For decades, the intelligence body known as the National Security Agency thrived in such secrecy that it was jokingly referred to as "No Such Agency." NSA mathematicians and computer scientists cracked the computer codes used by the nation's enemies, allowing the United States to be prepared to combat real threats.
Advances in technology, changes to laws in the wake of the 9/11 terrorist attacks and a culture of unaccountability have turned the NSA from conducting foreign surveillance to systematically collecting information about Americans' private communications.
The agency has collected information about millions of Americans' telephone calls and e-mails; its top official has misled Congress about the extent of the NSA's domestic surveillance program; and its world-class cryptographers have deliberately weakened industry-standard algorithms used to protect financially sensitive information on the Internet. This undercuts global confidence in U.S. technologies and industry.
Now, the NSA's 1-million-square-foot data center in Bluffdale is ready to begin sucking up more Americans' data without warrant, and without probable cause. Utah's political representatives and its emerging technology sector need to step up and play an important role in this debate.
Nationally, the mood toward the NSA has changed. Where citizens were once inclined to defer to law enforcement or intelligence activity in the name of fighting terror, this summer's revelations have united Americans against the NSA.

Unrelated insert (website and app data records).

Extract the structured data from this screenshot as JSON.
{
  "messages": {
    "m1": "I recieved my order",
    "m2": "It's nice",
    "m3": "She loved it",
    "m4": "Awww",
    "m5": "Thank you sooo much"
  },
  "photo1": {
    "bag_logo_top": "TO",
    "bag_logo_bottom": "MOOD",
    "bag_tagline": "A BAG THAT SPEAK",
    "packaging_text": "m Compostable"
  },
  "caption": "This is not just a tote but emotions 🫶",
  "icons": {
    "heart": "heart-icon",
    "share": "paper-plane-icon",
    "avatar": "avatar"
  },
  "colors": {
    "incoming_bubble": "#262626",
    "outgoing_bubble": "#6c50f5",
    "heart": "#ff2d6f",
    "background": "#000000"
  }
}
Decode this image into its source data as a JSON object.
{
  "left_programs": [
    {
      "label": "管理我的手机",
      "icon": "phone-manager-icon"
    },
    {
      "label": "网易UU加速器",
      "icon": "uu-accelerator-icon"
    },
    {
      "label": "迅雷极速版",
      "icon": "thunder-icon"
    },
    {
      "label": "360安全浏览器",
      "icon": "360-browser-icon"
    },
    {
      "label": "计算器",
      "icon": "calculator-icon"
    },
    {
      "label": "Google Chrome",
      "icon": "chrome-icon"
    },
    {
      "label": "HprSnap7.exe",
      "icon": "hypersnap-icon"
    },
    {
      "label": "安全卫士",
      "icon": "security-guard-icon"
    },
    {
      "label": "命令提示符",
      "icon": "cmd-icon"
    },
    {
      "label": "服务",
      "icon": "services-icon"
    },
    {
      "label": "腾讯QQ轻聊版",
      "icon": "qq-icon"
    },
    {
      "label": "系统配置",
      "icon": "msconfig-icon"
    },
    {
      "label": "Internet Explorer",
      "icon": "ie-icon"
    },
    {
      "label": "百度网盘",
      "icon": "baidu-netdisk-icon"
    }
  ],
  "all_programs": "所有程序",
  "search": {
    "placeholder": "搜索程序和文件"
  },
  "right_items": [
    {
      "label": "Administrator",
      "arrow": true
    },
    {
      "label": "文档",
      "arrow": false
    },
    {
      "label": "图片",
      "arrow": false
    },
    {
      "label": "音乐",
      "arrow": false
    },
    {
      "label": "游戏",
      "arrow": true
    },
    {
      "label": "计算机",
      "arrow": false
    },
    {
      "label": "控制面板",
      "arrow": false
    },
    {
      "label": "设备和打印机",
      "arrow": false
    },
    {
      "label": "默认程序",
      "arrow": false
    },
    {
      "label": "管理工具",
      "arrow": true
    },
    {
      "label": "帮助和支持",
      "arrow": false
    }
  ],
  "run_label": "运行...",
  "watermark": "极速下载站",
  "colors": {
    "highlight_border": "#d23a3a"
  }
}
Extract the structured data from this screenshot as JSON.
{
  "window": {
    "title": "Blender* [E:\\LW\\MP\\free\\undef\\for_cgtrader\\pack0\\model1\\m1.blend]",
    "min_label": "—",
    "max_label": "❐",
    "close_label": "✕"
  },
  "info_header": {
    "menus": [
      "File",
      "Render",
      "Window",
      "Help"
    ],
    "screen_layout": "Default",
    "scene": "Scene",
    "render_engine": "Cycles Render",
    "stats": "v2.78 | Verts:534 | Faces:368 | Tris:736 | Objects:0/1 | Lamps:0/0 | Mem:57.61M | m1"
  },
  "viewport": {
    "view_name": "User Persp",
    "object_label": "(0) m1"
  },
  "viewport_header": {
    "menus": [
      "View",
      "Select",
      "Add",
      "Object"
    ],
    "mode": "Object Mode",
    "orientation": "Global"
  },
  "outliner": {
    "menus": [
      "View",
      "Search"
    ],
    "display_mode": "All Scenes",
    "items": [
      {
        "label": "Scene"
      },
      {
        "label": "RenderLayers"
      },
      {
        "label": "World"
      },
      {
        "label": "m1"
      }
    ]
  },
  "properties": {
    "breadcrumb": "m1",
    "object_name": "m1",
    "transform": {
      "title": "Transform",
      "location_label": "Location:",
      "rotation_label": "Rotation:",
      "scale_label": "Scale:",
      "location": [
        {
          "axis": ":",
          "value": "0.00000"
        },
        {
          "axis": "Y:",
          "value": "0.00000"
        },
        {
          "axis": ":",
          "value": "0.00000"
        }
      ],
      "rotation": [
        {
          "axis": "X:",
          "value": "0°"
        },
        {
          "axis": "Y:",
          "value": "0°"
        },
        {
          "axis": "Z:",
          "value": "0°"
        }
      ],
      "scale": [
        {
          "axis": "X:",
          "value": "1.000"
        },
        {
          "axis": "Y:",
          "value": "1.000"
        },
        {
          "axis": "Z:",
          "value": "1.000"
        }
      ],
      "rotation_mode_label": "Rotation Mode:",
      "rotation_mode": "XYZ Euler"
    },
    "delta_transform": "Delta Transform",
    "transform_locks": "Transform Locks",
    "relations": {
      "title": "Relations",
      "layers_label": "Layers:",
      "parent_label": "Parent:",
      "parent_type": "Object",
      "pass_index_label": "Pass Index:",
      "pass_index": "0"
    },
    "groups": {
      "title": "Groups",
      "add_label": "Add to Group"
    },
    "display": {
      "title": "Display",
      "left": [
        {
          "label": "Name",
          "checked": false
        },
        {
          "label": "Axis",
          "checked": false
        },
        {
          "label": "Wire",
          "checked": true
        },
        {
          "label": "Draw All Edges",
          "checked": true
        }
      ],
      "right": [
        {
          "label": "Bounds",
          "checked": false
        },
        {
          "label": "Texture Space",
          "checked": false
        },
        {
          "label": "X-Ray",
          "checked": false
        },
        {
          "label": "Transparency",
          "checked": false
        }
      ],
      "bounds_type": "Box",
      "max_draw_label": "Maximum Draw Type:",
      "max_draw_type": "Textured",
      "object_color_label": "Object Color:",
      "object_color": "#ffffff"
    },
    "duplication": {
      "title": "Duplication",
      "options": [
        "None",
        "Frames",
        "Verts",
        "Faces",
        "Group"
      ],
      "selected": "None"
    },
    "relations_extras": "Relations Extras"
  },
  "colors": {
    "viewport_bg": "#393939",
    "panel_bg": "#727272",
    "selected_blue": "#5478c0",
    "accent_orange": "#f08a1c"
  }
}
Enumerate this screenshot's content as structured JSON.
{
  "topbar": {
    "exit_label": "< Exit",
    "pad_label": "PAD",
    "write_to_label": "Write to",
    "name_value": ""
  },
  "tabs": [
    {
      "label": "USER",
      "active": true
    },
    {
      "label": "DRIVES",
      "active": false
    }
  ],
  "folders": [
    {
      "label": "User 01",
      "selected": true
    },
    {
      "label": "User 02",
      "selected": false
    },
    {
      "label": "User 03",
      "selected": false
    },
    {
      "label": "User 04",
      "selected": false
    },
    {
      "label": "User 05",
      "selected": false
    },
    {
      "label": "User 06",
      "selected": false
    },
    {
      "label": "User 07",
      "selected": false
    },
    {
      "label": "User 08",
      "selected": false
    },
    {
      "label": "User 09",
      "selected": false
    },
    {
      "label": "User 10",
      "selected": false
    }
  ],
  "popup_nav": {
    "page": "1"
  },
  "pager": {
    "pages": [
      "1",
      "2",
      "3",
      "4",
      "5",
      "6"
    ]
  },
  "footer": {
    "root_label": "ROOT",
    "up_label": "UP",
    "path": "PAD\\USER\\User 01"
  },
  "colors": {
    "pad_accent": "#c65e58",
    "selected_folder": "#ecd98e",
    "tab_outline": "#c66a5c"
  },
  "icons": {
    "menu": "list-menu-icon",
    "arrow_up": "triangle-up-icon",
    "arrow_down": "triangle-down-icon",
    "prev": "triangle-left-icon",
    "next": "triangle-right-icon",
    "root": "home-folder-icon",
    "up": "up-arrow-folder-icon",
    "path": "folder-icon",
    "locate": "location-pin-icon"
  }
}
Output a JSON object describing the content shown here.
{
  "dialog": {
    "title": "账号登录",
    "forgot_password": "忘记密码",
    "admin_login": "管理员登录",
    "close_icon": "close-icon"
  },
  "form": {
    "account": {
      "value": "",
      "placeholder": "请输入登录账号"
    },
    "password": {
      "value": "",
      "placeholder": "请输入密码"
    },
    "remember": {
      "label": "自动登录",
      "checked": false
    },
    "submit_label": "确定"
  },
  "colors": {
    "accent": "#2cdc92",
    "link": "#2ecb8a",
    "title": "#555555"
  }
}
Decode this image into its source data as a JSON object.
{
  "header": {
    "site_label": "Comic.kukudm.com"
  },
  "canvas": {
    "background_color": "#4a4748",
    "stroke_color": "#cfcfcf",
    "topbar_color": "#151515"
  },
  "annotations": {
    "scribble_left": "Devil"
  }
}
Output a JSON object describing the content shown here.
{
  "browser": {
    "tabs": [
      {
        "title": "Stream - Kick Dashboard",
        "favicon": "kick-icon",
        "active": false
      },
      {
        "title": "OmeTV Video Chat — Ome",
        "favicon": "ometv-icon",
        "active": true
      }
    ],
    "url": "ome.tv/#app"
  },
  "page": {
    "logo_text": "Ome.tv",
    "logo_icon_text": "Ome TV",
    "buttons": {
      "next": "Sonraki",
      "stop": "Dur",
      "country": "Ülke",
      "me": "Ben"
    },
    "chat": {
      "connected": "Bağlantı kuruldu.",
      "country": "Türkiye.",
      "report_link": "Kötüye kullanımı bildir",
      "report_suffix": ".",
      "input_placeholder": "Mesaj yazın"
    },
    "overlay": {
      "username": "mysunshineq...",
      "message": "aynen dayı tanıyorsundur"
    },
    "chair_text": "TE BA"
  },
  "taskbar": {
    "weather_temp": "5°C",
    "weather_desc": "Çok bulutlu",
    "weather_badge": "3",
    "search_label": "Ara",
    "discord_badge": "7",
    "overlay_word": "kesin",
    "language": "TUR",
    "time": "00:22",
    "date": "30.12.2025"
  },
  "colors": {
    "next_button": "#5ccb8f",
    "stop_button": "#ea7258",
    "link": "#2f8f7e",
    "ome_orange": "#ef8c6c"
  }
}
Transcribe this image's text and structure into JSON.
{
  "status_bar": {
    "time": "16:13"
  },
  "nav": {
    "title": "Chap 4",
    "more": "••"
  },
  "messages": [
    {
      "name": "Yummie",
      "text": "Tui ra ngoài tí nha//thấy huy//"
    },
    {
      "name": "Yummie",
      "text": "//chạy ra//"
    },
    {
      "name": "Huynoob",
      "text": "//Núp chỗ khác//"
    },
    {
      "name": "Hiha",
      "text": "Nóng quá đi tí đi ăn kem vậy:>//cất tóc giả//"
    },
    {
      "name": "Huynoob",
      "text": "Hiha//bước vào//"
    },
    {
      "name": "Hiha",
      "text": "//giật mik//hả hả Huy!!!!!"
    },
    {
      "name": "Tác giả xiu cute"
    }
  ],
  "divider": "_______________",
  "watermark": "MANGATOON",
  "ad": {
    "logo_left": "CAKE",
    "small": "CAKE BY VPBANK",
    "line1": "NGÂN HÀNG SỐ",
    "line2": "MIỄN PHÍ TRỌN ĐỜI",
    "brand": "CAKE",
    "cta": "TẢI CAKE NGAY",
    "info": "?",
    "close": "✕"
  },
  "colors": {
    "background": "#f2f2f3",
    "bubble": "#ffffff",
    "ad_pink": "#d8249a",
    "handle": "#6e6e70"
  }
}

A July 2013 Washington Post-ABC News Poll found that 77 percent of Republicans, 76 percent of independents and 70 percent of Democrats believe the NSA's surveillance intrudes upon American's privacy rights. Additionally, 52 percent of Republicans and 51 percent of Democrats say these intrusions were "not justified."
Yet the Obama administration and the NSA remain unbowed. At a Thursday public hearing on Capitol Hill, NSA Chief Gen. Keith Alexander said the agency wants to create a massive database through which it can rummage for evidence of criminal or terrorist activity.
"Is it the goal of the NSA to collect the phone records of all Americans?" asked Sen. Mark Udall, D-Colo.
"Yes, I believe it is in the nation's best interest to put all the phone records into a lockbox that we could search when the nation needs to do it," said Alexander.
For defenders of constitutional checks and balances, the Obama administration's stance is troubling because the NSA remains unaccountable to Congress or to adversary proceedings before a transparently independent judiciary. The only review of the agency's surveillance techniques are before the Foreign Intelligence Surveillance Court, a secret body of federal judges that hears arguments from only one side: the NSA.
This must change, and the vehicle for a proper legislative response is now squarely before Congress. On Wednesday, Sen. Ron Wyden, D-Ore., joined with Republican and Democratic colleagues (including Udall) to introduce the Intelligence Oversight and Surveillance Reform Act.
Among its provisions: prohibiting the bulk collection of records of Americans with no connection to terrorism; prohibiting warrantless searches of Americans' e-mails; creating a constitutional advocate to challenge the NSA in the Foreign Intelligence Surveillance Court;, and permitting a Supreme Court challenge that such surveillance violates the Fourth Amendment.
As Congress begins considering how to make the NSA accountable under law, some legislators may grant the agency greater deference in its intelligence and law enforcement missions.
But Americans cannot claim to be governed by law, and not to be governed by men, without this debate.
"You cannot have the constitutionality of our law interpreted in secret," said Sen. Rand Paul, R-Ky., a co-sponsor of the bill. "The idea of whether we are spying on Americans without warrant is a debate we should have in public."
We agree, and urge legislators to stand by the principles of a robust Fourth Amendment and an accountable constitutional government.